“There were screams heard by neighbours at a nearby party,” Mr Lickley said. “Those screams were Vincent Tabak attacking her.”

Mr Lickley added: “Having killed her, he drove her body in the boot of his Renault Megane car and deposited her in Longwood Lane.”

Mr Lickley said Tabak had attempted to hide Miss Yeates’ body by covering it with leaves.

He may even have tried to lift the landscape architect’s body over a wall into a quarry in Longwood Lane, the prosecutor said.
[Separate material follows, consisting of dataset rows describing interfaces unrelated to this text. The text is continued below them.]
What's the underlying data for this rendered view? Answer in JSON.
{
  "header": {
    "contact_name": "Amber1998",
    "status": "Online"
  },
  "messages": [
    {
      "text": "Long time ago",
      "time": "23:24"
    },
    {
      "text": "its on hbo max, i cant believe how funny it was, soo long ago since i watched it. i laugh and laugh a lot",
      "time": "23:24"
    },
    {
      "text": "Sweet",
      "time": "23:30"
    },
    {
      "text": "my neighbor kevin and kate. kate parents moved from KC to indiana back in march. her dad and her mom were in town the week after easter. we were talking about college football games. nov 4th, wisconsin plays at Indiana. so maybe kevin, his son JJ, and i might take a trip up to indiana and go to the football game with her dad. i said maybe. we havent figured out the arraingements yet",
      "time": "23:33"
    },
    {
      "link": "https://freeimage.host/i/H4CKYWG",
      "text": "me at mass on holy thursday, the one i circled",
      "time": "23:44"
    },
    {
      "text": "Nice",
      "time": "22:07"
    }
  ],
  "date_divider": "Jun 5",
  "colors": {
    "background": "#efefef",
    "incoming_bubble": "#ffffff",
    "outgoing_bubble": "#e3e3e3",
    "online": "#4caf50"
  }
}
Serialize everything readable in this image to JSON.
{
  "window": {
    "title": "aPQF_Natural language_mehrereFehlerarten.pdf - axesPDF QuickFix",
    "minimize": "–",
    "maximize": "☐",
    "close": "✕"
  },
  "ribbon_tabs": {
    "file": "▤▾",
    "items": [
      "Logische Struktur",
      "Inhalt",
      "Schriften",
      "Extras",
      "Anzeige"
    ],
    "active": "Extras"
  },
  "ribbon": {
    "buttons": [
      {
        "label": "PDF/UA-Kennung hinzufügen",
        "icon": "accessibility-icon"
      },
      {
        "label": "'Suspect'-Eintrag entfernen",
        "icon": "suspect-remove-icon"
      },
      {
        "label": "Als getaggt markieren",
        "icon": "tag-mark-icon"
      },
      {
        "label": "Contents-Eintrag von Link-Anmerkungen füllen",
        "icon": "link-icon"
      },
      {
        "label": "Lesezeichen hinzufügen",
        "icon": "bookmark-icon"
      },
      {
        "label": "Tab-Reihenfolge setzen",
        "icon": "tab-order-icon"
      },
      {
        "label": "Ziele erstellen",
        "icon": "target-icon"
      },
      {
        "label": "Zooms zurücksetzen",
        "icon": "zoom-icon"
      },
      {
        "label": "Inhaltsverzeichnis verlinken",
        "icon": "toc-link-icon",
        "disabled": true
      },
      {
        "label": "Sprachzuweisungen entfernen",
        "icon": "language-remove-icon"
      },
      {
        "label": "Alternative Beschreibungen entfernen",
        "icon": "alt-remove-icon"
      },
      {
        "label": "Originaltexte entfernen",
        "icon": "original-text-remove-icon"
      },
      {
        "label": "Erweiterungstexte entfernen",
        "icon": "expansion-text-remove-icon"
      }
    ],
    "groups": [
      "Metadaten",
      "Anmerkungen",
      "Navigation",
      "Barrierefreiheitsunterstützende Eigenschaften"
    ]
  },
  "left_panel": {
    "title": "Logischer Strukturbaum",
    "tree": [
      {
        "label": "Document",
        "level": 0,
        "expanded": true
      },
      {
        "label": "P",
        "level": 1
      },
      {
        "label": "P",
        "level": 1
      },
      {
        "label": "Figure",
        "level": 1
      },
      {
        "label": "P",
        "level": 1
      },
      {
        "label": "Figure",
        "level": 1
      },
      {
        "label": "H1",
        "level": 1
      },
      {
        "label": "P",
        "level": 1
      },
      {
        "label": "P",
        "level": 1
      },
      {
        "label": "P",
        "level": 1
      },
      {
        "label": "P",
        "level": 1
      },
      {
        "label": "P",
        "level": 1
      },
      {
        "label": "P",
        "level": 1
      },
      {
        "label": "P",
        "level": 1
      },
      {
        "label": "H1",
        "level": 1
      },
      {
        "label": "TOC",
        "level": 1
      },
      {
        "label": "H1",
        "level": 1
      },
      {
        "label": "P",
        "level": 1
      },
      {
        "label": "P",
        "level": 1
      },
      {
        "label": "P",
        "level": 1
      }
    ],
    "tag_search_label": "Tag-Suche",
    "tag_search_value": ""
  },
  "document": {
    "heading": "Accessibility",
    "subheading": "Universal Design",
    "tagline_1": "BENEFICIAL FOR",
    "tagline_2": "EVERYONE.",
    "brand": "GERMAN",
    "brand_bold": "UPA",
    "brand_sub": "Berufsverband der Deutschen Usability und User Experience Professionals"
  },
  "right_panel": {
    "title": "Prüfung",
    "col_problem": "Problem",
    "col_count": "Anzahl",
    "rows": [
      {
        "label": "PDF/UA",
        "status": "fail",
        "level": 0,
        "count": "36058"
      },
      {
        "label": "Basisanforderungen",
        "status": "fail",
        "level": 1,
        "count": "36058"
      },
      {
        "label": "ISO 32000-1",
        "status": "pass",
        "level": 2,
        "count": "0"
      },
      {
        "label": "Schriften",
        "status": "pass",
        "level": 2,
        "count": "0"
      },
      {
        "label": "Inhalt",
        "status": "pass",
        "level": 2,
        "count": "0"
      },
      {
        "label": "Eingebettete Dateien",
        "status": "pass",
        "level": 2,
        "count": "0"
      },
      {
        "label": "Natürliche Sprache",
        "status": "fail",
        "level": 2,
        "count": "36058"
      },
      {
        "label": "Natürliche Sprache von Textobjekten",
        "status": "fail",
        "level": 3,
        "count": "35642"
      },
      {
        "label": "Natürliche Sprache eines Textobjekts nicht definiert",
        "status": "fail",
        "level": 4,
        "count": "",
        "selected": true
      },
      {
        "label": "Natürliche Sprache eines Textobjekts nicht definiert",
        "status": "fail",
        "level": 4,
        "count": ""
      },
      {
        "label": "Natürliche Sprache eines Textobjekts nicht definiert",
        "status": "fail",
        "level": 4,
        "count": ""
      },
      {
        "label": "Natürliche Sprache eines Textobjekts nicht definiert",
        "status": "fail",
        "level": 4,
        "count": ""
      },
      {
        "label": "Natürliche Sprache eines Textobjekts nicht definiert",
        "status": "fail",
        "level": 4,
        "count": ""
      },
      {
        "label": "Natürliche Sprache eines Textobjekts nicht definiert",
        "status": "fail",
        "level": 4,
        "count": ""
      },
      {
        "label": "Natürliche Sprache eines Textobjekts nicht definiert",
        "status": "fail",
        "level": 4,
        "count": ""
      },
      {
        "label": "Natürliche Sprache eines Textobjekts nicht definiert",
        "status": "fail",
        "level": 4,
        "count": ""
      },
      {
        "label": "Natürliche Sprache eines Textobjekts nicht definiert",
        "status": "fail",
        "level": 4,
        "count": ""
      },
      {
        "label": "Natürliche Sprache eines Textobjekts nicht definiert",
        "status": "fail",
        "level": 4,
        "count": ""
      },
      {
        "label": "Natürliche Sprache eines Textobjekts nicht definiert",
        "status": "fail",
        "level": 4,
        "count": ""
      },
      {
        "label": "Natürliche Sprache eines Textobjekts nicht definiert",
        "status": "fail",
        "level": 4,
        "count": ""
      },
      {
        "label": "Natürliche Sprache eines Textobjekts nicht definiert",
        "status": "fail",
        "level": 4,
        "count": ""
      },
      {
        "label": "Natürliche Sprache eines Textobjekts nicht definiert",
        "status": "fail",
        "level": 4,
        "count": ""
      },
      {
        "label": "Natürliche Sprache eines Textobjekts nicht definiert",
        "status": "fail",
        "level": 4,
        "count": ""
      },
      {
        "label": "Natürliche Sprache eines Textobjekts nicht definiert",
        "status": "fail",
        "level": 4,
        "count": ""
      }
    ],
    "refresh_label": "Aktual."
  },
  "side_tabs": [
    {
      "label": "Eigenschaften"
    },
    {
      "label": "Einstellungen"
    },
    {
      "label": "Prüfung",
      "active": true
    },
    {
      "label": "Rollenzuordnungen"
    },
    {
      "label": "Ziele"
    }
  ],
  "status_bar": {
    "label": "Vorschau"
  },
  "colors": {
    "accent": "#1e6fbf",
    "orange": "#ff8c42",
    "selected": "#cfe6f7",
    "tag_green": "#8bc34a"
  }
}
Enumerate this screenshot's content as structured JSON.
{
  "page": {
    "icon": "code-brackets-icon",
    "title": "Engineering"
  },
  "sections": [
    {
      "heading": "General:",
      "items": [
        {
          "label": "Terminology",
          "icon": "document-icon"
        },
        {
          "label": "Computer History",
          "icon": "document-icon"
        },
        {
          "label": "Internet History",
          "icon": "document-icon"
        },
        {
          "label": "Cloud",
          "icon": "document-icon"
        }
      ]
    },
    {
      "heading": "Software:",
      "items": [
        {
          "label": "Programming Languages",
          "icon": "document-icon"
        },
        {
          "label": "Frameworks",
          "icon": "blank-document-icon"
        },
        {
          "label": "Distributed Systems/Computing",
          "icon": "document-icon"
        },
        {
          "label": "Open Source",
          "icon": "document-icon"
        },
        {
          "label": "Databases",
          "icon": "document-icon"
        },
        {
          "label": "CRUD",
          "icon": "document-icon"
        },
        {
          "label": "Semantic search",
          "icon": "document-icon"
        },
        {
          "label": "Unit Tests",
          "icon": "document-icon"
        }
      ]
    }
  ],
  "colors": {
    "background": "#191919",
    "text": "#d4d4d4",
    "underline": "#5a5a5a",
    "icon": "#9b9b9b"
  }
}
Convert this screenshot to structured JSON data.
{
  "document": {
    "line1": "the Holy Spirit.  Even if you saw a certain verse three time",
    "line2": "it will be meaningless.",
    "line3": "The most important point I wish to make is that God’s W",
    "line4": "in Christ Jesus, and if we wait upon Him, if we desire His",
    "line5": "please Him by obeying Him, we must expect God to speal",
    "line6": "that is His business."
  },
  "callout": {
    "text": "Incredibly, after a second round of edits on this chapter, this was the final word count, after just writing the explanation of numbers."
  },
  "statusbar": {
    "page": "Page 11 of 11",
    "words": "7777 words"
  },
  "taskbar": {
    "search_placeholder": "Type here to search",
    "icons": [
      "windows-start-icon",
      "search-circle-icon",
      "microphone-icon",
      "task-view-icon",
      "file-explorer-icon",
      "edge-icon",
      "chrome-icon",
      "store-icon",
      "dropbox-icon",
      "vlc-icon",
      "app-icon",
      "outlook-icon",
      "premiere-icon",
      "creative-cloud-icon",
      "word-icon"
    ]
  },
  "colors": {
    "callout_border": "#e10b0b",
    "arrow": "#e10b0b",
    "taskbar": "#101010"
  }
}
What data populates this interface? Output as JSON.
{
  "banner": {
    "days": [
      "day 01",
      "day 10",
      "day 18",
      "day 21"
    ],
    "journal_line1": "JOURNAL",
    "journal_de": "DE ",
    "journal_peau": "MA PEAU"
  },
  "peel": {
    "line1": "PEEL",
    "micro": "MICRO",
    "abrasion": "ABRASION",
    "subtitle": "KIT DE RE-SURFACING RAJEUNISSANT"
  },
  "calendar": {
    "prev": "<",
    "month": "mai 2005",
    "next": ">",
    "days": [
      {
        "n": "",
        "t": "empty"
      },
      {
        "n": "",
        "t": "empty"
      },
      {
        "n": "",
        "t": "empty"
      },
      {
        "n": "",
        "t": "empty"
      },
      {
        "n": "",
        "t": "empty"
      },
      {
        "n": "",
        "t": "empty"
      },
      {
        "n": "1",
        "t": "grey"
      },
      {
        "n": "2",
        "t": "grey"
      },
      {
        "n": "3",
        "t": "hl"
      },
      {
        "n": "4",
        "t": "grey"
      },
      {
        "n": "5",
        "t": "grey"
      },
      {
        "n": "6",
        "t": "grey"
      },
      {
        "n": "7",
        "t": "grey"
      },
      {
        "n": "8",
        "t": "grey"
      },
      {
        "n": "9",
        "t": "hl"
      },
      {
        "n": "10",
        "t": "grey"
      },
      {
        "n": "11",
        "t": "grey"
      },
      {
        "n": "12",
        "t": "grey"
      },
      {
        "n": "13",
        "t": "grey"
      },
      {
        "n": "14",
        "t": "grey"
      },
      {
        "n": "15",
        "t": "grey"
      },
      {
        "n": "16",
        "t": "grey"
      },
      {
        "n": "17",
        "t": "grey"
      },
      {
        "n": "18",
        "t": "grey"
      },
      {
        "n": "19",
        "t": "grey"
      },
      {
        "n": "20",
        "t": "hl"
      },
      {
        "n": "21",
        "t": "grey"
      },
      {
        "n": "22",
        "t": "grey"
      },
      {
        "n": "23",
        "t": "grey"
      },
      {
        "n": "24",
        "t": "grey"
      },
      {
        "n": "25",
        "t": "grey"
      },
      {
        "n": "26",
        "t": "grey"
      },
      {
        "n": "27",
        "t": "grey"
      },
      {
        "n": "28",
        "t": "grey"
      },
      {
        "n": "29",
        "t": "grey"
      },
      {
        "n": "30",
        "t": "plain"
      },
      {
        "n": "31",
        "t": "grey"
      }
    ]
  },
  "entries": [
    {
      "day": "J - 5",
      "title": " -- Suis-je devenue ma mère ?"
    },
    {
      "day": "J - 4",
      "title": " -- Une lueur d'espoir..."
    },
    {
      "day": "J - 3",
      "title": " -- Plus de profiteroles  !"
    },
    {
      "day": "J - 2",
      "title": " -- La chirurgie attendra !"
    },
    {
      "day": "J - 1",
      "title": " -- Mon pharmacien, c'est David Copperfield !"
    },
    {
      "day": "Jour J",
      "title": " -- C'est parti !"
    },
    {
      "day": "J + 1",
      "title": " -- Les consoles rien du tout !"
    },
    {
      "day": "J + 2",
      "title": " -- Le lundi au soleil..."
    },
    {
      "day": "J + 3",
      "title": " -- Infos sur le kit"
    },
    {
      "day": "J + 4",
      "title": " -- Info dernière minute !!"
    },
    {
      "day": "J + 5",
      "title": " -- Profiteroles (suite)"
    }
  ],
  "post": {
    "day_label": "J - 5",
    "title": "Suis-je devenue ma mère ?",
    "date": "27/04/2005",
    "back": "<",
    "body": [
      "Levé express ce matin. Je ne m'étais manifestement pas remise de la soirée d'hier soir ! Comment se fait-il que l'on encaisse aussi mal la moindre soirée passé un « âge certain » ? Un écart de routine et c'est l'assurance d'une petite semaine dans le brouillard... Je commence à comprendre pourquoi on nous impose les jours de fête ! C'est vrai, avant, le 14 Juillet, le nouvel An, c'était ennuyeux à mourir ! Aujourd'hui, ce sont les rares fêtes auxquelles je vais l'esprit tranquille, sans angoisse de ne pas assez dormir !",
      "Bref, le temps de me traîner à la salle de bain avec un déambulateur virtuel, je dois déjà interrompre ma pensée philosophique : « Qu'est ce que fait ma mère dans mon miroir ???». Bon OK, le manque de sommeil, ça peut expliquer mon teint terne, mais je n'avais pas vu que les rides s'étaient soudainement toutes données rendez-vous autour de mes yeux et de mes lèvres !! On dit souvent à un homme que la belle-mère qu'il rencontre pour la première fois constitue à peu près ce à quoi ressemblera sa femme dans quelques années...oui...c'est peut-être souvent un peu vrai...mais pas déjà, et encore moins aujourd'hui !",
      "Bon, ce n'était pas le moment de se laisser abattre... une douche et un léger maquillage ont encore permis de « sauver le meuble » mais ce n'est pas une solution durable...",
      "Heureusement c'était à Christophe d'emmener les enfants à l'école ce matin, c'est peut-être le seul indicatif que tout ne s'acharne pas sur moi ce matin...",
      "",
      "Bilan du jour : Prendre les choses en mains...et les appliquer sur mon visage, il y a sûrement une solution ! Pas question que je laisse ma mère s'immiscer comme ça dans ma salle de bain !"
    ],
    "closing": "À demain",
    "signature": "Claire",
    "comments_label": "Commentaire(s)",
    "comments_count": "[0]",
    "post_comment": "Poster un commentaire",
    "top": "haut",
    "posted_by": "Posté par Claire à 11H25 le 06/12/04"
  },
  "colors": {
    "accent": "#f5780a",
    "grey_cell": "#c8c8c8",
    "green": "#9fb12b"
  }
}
“Before Joanna Yeates’ boyfriend, Greg Reardon, had reported his girlfriend missing in the early hours of the morning, Vincent Tabak was using Google Maps to search for Longwood Lane,” he added.

“It is a striking feature of this case that, as one young man became more and more worried about his missing girlfriend, there, on the other side of the common wall, was her killer.”

Mr Reardon returned to their flat in Canynge Road, Clifton, on the evening of December 19 after a weekend away visiting family.

“Eventually, realising that all was not well, he called the police,” Mr Lickley said.

“The police knocked on Vincent Tabak’s door during their inquiries and spoke to him and his girlfriend in the early hours of December 20.”

Footage of Miss Yeates at the Bristol Ram showed her in a long-sleeved pink top and jeans, with a white watch.

“She was found (on Christmas Day) wearing this,” Mr Lickley added.

She walked home at about 8pm via a Bargain Booze shop and a local Tesco, picking up a mozzarella and basil ‘Finest’ pizza.

Mr Lickley said: “The pizza and its box have not been found. Joanna Yeates did not eat it.

“Vincent Tabak took it, as he did one of her socks. Why he took these items only he can say.”

Mr Lickley told how Miss Yeates’s body was found by a couple on Christmas morning who had opened presents early and set off for a walk with their dog in Failand, on the outskirts of the city.

“They walked past a mound of snow,” Mr Lickley said. “Something triggered in the mind of the man.

“From a distance he saw features that indicated that a human body was buried in the snow ... a patch of skin and some denim.”

Mr Lickley added: “The missing person inquiry that had commenced became a murder inquiry from that moment.”

Mr Lickley said that when detectives announced they were looking for the box of the pizza that Miss Yeates bought, Tabak scoured the internet to see when rubbish had been collected.

He also researched body decomposition and information on the sentences for murder and manslaughter.

Tabak, 33, denies the premeditated killing of Miss Yeates.

Tabak sat with his head bowed as a recording of Mr Reardon calling police to report Miss Yeates missing was played to the jury.

Mr Reardon had never spoken to Tabak prior to his girlfriend’s disappearance.

He had only spoken to Tabak’s girlfriend, Tanja Morson, once - when his and Miss Yeates’ cat, Bernard, got into their neighbours’ flat and Miss Morson asked him to remove it.

After reporting Miss Yeates missing, Mr Reardon went with police officers to his next-door neighbours’ flat but did not speak to Tabak - not realising he was a Dutch national.

Jurors were told that, on the night after the landscape architect had been killed, Tabak and Miss Morson went to a birthday party.

“He appeared quiet and disinterested and short with his answers.

“She describes the meeting with him as difficult and describes Vincent Tabak as not wanting to be there.

“She noticed that Vincent Tabak was not talking to anyone else.”